My time with Final Fantasy XV was a confusing jumble of ideas. There’s no mechanical focal point, no one thing Final Fantasy XV hangs itself on that kept me coming back. It tells a garbled heap of a story, with combat that’s often imprecise and messy. And yet I spent more time than expected wandering the world of Eos, collecting frogs for an off-beat scientist, and driving aimlessly with my entourage. In Final Fantasy XV’s attempt to pump new life into the series, it’s developed a bit of an identity crisis.
Final Fantasy XV opens on a high-note; with Prince Noctis waving his father goodbye, off on a road trip with his buddies/bodyguards Prompto, Gladiolus, and Ignis. Skip forward and the first input the game asked was to push a broken down car (the Regalia) towards a nearby garage, as Florence and the Machines rendition of “Stand by Me” whimsically plays over the title splash. It was a surprisingly heartfelt moment, and one that frames Final Fantasy XV’s best component – the relationship between the four protagonists.
From this point on it’s a thematic jumble, as the story juggles (early game-spoiler) the death of your father and destruction of your kingdom, brotherly love, a near hopeless war, riding a chocobo, and regularly visiting a garage where the mechanic still sees whale-tail as the height of fashion. That’s a lot of plates to spin. The tone was an unfortunate casualty for the sake of the open world, which may be why the latter half of the game is a linear experience more akin to past games.

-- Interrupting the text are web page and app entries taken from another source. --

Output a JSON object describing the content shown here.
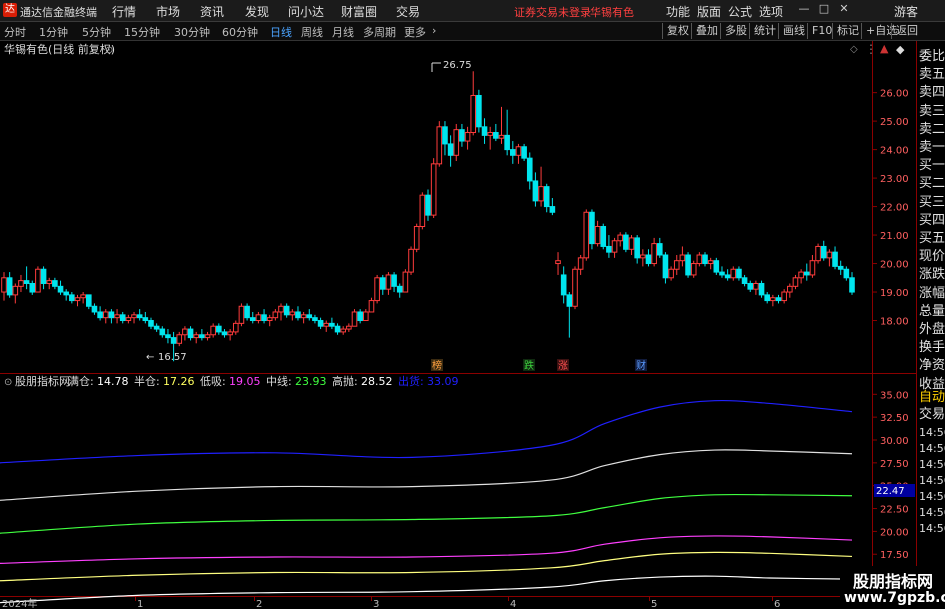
{
  "app": {
    "title": "通达信金融终端",
    "logo_text": "达"
  },
  "menu": [
    "行情",
    "市场",
    "资讯",
    "发现",
    "问小达",
    "财富圈",
    "交易"
  ],
  "warning": {
    "status": "证券交易未登录",
    "stock": "华锡有色"
  },
  "top_right": [
    "功能",
    "版面",
    "公式",
    "选项"
  ],
  "window_buttons": {
    "min": "—",
    "max": "□",
    "close": "✕",
    "guest": "游客"
  },
  "periods": [
    "分时",
    "1分钟",
    "5分钟",
    "15分钟",
    "30分钟",
    "60分钟",
    "日线",
    "周线",
    "月线",
    "多周期",
    "更多"
  ],
  "active_period": "日线",
  "toolbar_right": [
    "复权",
    "叠加",
    "多股",
    "统计",
    "画线",
    "F10",
    "标记",
    "+自选",
    "返回"
  ],
  "main_chart": {
    "title": "华锡有色(日线 前复权)",
    "max_label": "26.75",
    "min_label": "16.57"
  },
  "signals": [
    {
      "text": "榜",
      "color": "#ffa040"
    },
    {
      "text": "跌",
      "color": "#3dd13d"
    },
    {
      "text": "涨",
      "color": "#ff5050"
    },
    {
      "text": "财",
      "color": "#5a9bff"
    }
  ],
  "indicator": {
    "name": "股朋指标网",
    "items": [
      {
        "label": "满仓:",
        "value": "14.78",
        "color": "#ffffff"
      },
      {
        "label": "半仓:",
        "value": "17.26",
        "color": "#ffff60"
      },
      {
        "label": "低吸:",
        "value": "19.05",
        "color": "#ff40ff"
      },
      {
        "label": "中线:",
        "value": "23.93",
        "color": "#40ff40"
      },
      {
        "label": "高抛:",
        "value": "28.52",
        "color": "#ffffff"
      },
      {
        "label": "出货:",
        "value": "33.09",
        "color": "#2020ff"
      }
    ],
    "current": "22.47"
  },
  "right_panel": {
    "quote": [
      "委比",
      "卖五",
      "卖四",
      "卖三",
      "卖二",
      "卖一",
      "买一",
      "买二",
      "买三",
      "买四",
      "买五",
      "现价",
      "涨跌",
      "涨幅",
      "总量",
      "外盘",
      "换手",
      "净资",
      "收益"
    ],
    "lower": [
      "自动",
      "交易"
    ],
    "times": [
      "14:56",
      "14:56",
      "14:56",
      "14:56",
      "14:56",
      "14:56",
      "14:56"
    ]
  },
  "x_axis": [
    "2024年",
    "1",
    "2",
    "3",
    "4",
    "5",
    "6"
  ],
  "watermark": {
    "line1": "股朋指标网",
    "line2": "www.7gpzb.com"
  },
  "chart_data": [
    {
      "type": "candlestick",
      "title": "华锡有色(日线 前复权)",
      "ylim": [
        17.0,
        26.9
      ],
      "yticks": [
        18,
        19,
        20,
        21,
        22,
        23,
        24,
        25,
        26
      ],
      "ohlc": [
        [
          19.0,
          19.7,
          18.7,
          19.5
        ],
        [
          19.5,
          19.7,
          18.8,
          18.9
        ],
        [
          18.9,
          19.3,
          18.6,
          19.2
        ],
        [
          19.2,
          19.6,
          19.0,
          19.4
        ],
        [
          19.4,
          19.9,
          19.1,
          19.3
        ],
        [
          19.3,
          19.4,
          18.9,
          19.0
        ],
        [
          19.0,
          19.9,
          19.0,
          19.8
        ],
        [
          19.8,
          19.9,
          19.1,
          19.3
        ],
        [
          19.3,
          19.5,
          19.1,
          19.4
        ],
        [
          19.4,
          19.5,
          19.1,
          19.2
        ],
        [
          19.2,
          19.4,
          18.9,
          19.0
        ],
        [
          19.0,
          19.1,
          18.7,
          18.9
        ],
        [
          18.9,
          19.0,
          18.6,
          18.7
        ],
        [
          18.7,
          18.9,
          18.5,
          18.8
        ],
        [
          18.8,
          19.0,
          18.6,
          18.9
        ],
        [
          18.9,
          18.9,
          18.4,
          18.5
        ],
        [
          18.5,
          18.6,
          18.2,
          18.3
        ],
        [
          18.3,
          18.5,
          18.0,
          18.1
        ],
        [
          18.1,
          18.4,
          17.9,
          18.3
        ],
        [
          18.3,
          18.4,
          17.9,
          18.1
        ],
        [
          18.1,
          18.4,
          17.9,
          18.2
        ],
        [
          18.2,
          18.3,
          17.9,
          18.0
        ],
        [
          18.0,
          18.2,
          17.9,
          18.1
        ],
        [
          18.1,
          18.3,
          17.9,
          18.2
        ],
        [
          18.2,
          18.4,
          18.0,
          18.1
        ],
        [
          18.1,
          18.3,
          17.9,
          18.0
        ],
        [
          18.0,
          18.1,
          17.7,
          17.8
        ],
        [
          17.8,
          17.9,
          17.6,
          17.7
        ],
        [
          17.7,
          17.8,
          17.4,
          17.5
        ],
        [
          17.5,
          17.7,
          17.2,
          17.4
        ],
        [
          17.4,
          17.6,
          16.57,
          17.2
        ],
        [
          17.2,
          17.6,
          17.1,
          17.5
        ],
        [
          17.5,
          17.8,
          17.3,
          17.7
        ],
        [
          17.7,
          17.8,
          17.3,
          17.4
        ],
        [
          17.4,
          17.6,
          17.2,
          17.5
        ],
        [
          17.5,
          17.7,
          17.3,
          17.4
        ],
        [
          17.4,
          17.6,
          17.3,
          17.5
        ],
        [
          17.5,
          17.9,
          17.4,
          17.8
        ],
        [
          17.8,
          17.9,
          17.5,
          17.6
        ],
        [
          17.6,
          17.7,
          17.4,
          17.5
        ],
        [
          17.5,
          17.7,
          17.3,
          17.6
        ],
        [
          17.6,
          18.0,
          17.5,
          17.9
        ],
        [
          17.9,
          18.6,
          17.8,
          18.5
        ],
        [
          18.5,
          18.6,
          18.0,
          18.1
        ],
        [
          18.1,
          18.3,
          17.9,
          18.0
        ],
        [
          18.0,
          18.3,
          17.9,
          18.2
        ],
        [
          18.2,
          18.4,
          17.9,
          18.0
        ],
        [
          18.0,
          18.2,
          17.8,
          18.1
        ],
        [
          18.1,
          18.4,
          18.0,
          18.3
        ],
        [
          18.3,
          18.6,
          18.0,
          18.5
        ],
        [
          18.5,
          18.6,
          18.1,
          18.2
        ],
        [
          18.2,
          18.4,
          18.0,
          18.3
        ],
        [
          18.3,
          18.5,
          18.0,
          18.1
        ],
        [
          18.1,
          18.3,
          17.9,
          18.2
        ],
        [
          18.2,
          18.4,
          18.0,
          18.1
        ],
        [
          18.1,
          18.2,
          17.9,
          18.0
        ],
        [
          18.0,
          18.1,
          17.7,
          17.8
        ],
        [
          17.8,
          18.0,
          17.6,
          17.9
        ],
        [
          17.9,
          18.1,
          17.7,
          17.8
        ],
        [
          17.8,
          17.9,
          17.5,
          17.6
        ],
        [
          17.6,
          17.8,
          17.5,
          17.7
        ],
        [
          17.7,
          17.9,
          17.6,
          17.8
        ],
        [
          17.8,
          18.4,
          17.8,
          18.3
        ],
        [
          18.3,
          18.4,
          17.9,
          18.0
        ],
        [
          18.0,
          18.4,
          18.0,
          18.3
        ],
        [
          18.3,
          18.8,
          18.3,
          18.7
        ],
        [
          18.7,
          19.6,
          18.6,
          19.5
        ],
        [
          19.5,
          19.6,
          18.9,
          19.1
        ],
        [
          19.1,
          19.7,
          18.9,
          19.6
        ],
        [
          19.6,
          19.7,
          19.0,
          19.2
        ],
        [
          19.2,
          19.3,
          18.8,
          19.0
        ],
        [
          19.0,
          19.8,
          19.0,
          19.7
        ],
        [
          19.7,
          20.6,
          19.6,
          20.5
        ],
        [
          20.5,
          21.4,
          20.4,
          21.3
        ],
        [
          21.3,
          22.5,
          21.2,
          22.4
        ],
        [
          22.4,
          22.6,
          21.5,
          21.7
        ],
        [
          21.7,
          23.7,
          21.6,
          23.5
        ],
        [
          23.5,
          25.0,
          23.4,
          24.8
        ],
        [
          24.8,
          25.0,
          23.8,
          24.2
        ],
        [
          24.2,
          24.5,
          23.4,
          23.8
        ],
        [
          23.8,
          24.9,
          23.6,
          24.7
        ],
        [
          24.7,
          24.9,
          24.1,
          24.3
        ],
        [
          24.3,
          24.8,
          24.0,
          24.6
        ],
        [
          24.6,
          26.75,
          24.5,
          25.9
        ],
        [
          25.9,
          26.1,
          24.6,
          24.8
        ],
        [
          24.8,
          25.1,
          24.2,
          24.5
        ],
        [
          24.5,
          24.8,
          24.0,
          24.6
        ],
        [
          24.6,
          24.9,
          24.3,
          24.4
        ],
        [
          24.4,
          25.5,
          24.2,
          24.5
        ],
        [
          24.5,
          25.4,
          23.8,
          24.0
        ],
        [
          24.0,
          24.3,
          23.5,
          23.8
        ],
        [
          23.8,
          24.2,
          23.5,
          24.1
        ],
        [
          24.1,
          24.2,
          23.6,
          23.7
        ],
        [
          23.7,
          23.9,
          22.6,
          22.9
        ],
        [
          22.9,
          23.2,
          22.0,
          22.2
        ],
        [
          22.2,
          23.4,
          22.0,
          22.7
        ],
        [
          22.7,
          22.8,
          21.8,
          22.0
        ],
        [
          22.0,
          22.3,
          21.7,
          21.8
        ],
        [
          20.0,
          20.4,
          19.6,
          20.1
        ],
        [
          19.6,
          19.9,
          18.6,
          18.9
        ],
        [
          18.9,
          19.0,
          17.4,
          18.5
        ],
        [
          18.5,
          19.9,
          18.4,
          19.8
        ],
        [
          19.8,
          20.3,
          19.6,
          20.2
        ],
        [
          20.2,
          21.9,
          20.1,
          21.8
        ],
        [
          21.8,
          21.9,
          20.5,
          20.7
        ],
        [
          20.7,
          21.5,
          20.6,
          21.3
        ],
        [
          21.3,
          21.4,
          20.5,
          20.6
        ],
        [
          20.6,
          21.0,
          20.2,
          20.4
        ],
        [
          20.4,
          20.9,
          20.2,
          20.8
        ],
        [
          20.8,
          21.1,
          20.6,
          21.0
        ],
        [
          21.0,
          21.1,
          20.4,
          20.5
        ],
        [
          20.5,
          21.0,
          20.3,
          20.9
        ],
        [
          20.9,
          21.0,
          20.0,
          20.2
        ],
        [
          20.2,
          20.5,
          19.9,
          20.3
        ],
        [
          20.3,
          20.5,
          19.9,
          20.0
        ],
        [
          20.0,
          20.9,
          19.9,
          20.7
        ],
        [
          20.7,
          20.9,
          20.2,
          20.3
        ],
        [
          20.3,
          20.4,
          19.3,
          19.5
        ],
        [
          19.5,
          19.9,
          19.4,
          19.8
        ],
        [
          19.8,
          20.3,
          19.6,
          20.1
        ],
        [
          20.1,
          20.6,
          19.9,
          20.3
        ],
        [
          20.3,
          20.4,
          19.5,
          19.6
        ],
        [
          19.6,
          20.1,
          19.5,
          20.0
        ],
        [
          20.0,
          20.4,
          19.9,
          20.3
        ],
        [
          20.3,
          20.4,
          19.9,
          20.0
        ],
        [
          20.0,
          20.2,
          19.8,
          20.1
        ],
        [
          20.1,
          20.2,
          19.6,
          19.7
        ],
        [
          19.7,
          19.9,
          19.5,
          19.6
        ],
        [
          19.6,
          19.8,
          19.4,
          19.5
        ],
        [
          19.5,
          19.9,
          19.4,
          19.8
        ],
        [
          19.8,
          19.9,
          19.4,
          19.5
        ],
        [
          19.5,
          19.6,
          19.2,
          19.3
        ],
        [
          19.3,
          19.4,
          19.0,
          19.1
        ],
        [
          19.1,
          19.4,
          18.9,
          19.3
        ],
        [
          19.3,
          19.4,
          18.8,
          18.9
        ],
        [
          18.9,
          19.0,
          18.6,
          18.7
        ],
        [
          18.7,
          18.9,
          18.5,
          18.8
        ],
        [
          18.8,
          18.9,
          18.6,
          18.7
        ],
        [
          18.7,
          19.1,
          18.6,
          19.0
        ],
        [
          19.0,
          19.3,
          18.8,
          19.2
        ],
        [
          19.2,
          19.6,
          19.1,
          19.5
        ],
        [
          19.5,
          19.8,
          19.3,
          19.7
        ],
        [
          19.7,
          20.0,
          19.4,
          19.6
        ],
        [
          19.6,
          20.3,
          19.5,
          20.1
        ],
        [
          20.1,
          20.7,
          20.0,
          20.6
        ],
        [
          20.6,
          20.8,
          20.1,
          20.2
        ],
        [
          20.2,
          20.5,
          19.9,
          20.4
        ],
        [
          20.4,
          20.6,
          19.8,
          19.9
        ],
        [
          19.9,
          20.1,
          19.6,
          19.8
        ],
        [
          19.8,
          19.9,
          19.4,
          19.5
        ],
        [
          19.5,
          19.7,
          18.9,
          19.0
        ]
      ]
    },
    {
      "type": "line",
      "title": "股朋指标网",
      "ylim": [
        14.9,
        35.8
      ],
      "yticks": [
        15.0,
        17.5,
        20.0,
        22.5,
        25.0,
        27.5,
        30.0,
        32.5,
        35.0
      ],
      "x": [
        0,
        25,
        50,
        75,
        100,
        110,
        120,
        130,
        140,
        155
      ],
      "series": [
        {
          "name": "出货",
          "color": "#2020ff",
          "values": [
            27.5,
            28.3,
            28.6,
            28.1,
            29.4,
            31.8,
            33.6,
            34.3,
            34.0,
            33.1
          ]
        },
        {
          "name": "高抛",
          "color": "#e0e0e0",
          "values": [
            23.4,
            24.4,
            24.9,
            24.9,
            25.6,
            27.2,
            28.4,
            28.9,
            28.8,
            28.5
          ]
        },
        {
          "name": "中线",
          "color": "#40ff40",
          "values": [
            19.8,
            20.8,
            21.2,
            21.3,
            21.7,
            22.6,
            23.6,
            24.0,
            24.0,
            23.9
          ]
        },
        {
          "name": "低吸",
          "color": "#ff40ff",
          "values": [
            16.5,
            17.0,
            17.2,
            17.2,
            17.6,
            18.6,
            19.3,
            19.5,
            19.4,
            19.05
          ]
        },
        {
          "name": "半仓",
          "color": "#ffff80",
          "values": [
            14.6,
            15.2,
            15.5,
            15.5,
            16.0,
            16.8,
            17.5,
            17.7,
            17.6,
            17.26
          ]
        },
        {
          "name": "满仓",
          "color": "#ffffff",
          "values": [
            12.2,
            13.0,
            13.3,
            13.4,
            13.9,
            14.6,
            15.0,
            15.1,
            14.9,
            14.78
          ]
        }
      ]
    }
  ]
}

It feels like Square-Enix jammed the broody Final Fantasy Versus XIII shown previously, with a more light-hearted re-write and never knew how to reconcile the two.